Every line of the data below needs to be reproduced exactly.
*** Opening Input data ***
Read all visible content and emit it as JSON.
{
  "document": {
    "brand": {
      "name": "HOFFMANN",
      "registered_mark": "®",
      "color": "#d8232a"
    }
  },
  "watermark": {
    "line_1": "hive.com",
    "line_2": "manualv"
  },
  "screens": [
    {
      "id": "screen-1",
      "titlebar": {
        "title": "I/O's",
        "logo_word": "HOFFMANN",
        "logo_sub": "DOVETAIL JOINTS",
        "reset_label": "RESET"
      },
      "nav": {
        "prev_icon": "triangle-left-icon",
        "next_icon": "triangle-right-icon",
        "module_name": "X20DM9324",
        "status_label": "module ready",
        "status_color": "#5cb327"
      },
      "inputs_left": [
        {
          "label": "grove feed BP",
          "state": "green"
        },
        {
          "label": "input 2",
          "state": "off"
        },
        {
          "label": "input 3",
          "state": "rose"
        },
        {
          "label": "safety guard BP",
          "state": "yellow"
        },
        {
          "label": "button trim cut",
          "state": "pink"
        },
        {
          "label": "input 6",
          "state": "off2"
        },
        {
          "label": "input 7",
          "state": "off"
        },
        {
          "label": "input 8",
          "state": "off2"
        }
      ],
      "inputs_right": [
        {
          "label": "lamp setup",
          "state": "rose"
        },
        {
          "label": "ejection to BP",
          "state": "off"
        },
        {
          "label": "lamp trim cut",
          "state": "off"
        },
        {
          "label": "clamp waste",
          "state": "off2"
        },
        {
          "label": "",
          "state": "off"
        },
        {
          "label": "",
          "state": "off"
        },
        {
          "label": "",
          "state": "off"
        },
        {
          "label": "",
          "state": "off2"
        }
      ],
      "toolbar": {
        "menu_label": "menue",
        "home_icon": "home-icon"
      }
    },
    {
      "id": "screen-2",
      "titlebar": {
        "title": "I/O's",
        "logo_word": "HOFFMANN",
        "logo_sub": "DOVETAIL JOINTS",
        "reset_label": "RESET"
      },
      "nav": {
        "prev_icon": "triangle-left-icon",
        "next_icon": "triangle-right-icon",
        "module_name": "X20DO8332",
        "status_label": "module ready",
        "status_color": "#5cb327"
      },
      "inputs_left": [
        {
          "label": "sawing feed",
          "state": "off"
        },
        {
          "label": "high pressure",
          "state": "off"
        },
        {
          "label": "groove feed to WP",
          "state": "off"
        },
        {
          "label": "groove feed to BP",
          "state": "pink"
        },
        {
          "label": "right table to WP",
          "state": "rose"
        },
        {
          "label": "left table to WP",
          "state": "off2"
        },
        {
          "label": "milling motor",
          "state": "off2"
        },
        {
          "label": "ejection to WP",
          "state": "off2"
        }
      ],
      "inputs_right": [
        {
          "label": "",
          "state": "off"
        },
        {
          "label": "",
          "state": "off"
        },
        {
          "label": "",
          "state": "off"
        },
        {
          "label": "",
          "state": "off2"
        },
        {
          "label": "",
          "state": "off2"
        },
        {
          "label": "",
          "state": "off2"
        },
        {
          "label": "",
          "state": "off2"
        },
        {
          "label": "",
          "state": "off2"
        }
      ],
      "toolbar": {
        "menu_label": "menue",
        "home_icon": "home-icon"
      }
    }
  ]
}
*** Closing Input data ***
Exercise solution
Read all visible content and emit it as JSON.
{
  "document": {
    "brand": {
      "name": "HOFFMANN",
      "registered_mark": "®",
      "color": "#d8232a"
    }
  },
  "watermark": {
    "line_1": "hive.com",
    "line_2": "manualv"
  },
  "screens": [
    {
      "id": "screen-1",
      "titlebar": {
        "title": "I/O's",
        "logo_word": "HOFFMANN",
        "logo_sub": "DOVETAIL JOINTS",
        "reset_label": "RESET"
      },
      "nav": {
        "prev_icon": "triangle-left-icon",
        "next_icon": "triangle-right-icon",
        "module_name": "X20DM9324",
        "status_label": "module ready",
        "status_color": "#5cb327"
      },
      "inputs_left": [
        {
          "label": "grove feed BP",
          "state": "green"
        },
        {
          "label": "input 2",
          "state": "off"
        },
        {
          "label": "input 3",
          "state": "rose"
        },
        {
          "label": "safety guard BP",
          "state": "yellow"
        },
        {
          "label": "button trim cut",
          "state": "pink"
        },
        {
          "label": "input 6",
          "state": "off2"
        },
        {
          "label": "input 7",
          "state": "off"
        },
        {
          "label": "input 8",
          "state": "off2"
        }
      ],
      "inputs_right": [
        {
          "label": "lamp setup",
          "state": "rose"
        },
        {
          "label": "ejection to BP",
          "state": "off"
        },
        {
          "label": "lamp trim cut",
          "state": "off"
        },
        {
          "label": "clamp waste",
          "state": "off2"
        },
        {
          "label": "",
          "state": "off"
        },
        {
          "label": "",
          "state": "off"
        },
        {
          "label": "",
          "state": "off"
        },
        {
          "label": "",
          "state": "off2"
        }
      ],
      "toolbar": {
        "menu_label": "menue",
        "home_icon": "home-icon"
      }
    },
    {
      "id": "screen-2",
      "titlebar": {
        "title": "I/O's",
        "logo_word": "HOFFMANN",
        "logo_sub": "DOVETAIL JOINTS",
        "reset_label": "RESET"
      },
      "nav": {
        "prev_icon": "triangle-left-icon",
        "next_icon": "triangle-right-icon",
        "module_name": "X20DO8332",
        "status_label": "module ready",
        "status_color": "#5cb327"
      },
      "inputs_left": [
        {
          "label": "sawing feed",
          "state": "off"
        },
        {
          "label": "high pressure",
          "state": "off"
        },
        {
          "label": "groove feed to WP",
          "state": "off"
        },
        {
          "label": "groove feed to BP",
          "state": "pink"
        },
        {
          "label": "right table to WP",
          "state": "rose"
        },
        {
          "label": "left table to WP",
          "state": "off2"
        },
        {
          "label": "milling motor",
          "state": "off2"
        },
        {
          "label": "ejection to WP",
          "state": "off2"
        }
      ],
      "inputs_right": [
        {
          "label": "",
          "state": "off"
        },
        {
          "label": "",
          "state": "off"
        },
        {
          "label": "",
          "state": "off"
        },
        {
          "label": "",
          "state": "off2"
        },
        {
          "label": "",
          "state": "off2"
        },
        {
          "label": "",
          "state": "off2"
        },
        {
          "label": "",
          "state": "off2"
        },
        {
          "label": "",
          "state": "off2"
        }
      ],
      "toolbar": {
        "menu_label": "menue",
        "home_icon": "home-icon"
      }
    }
  ]
}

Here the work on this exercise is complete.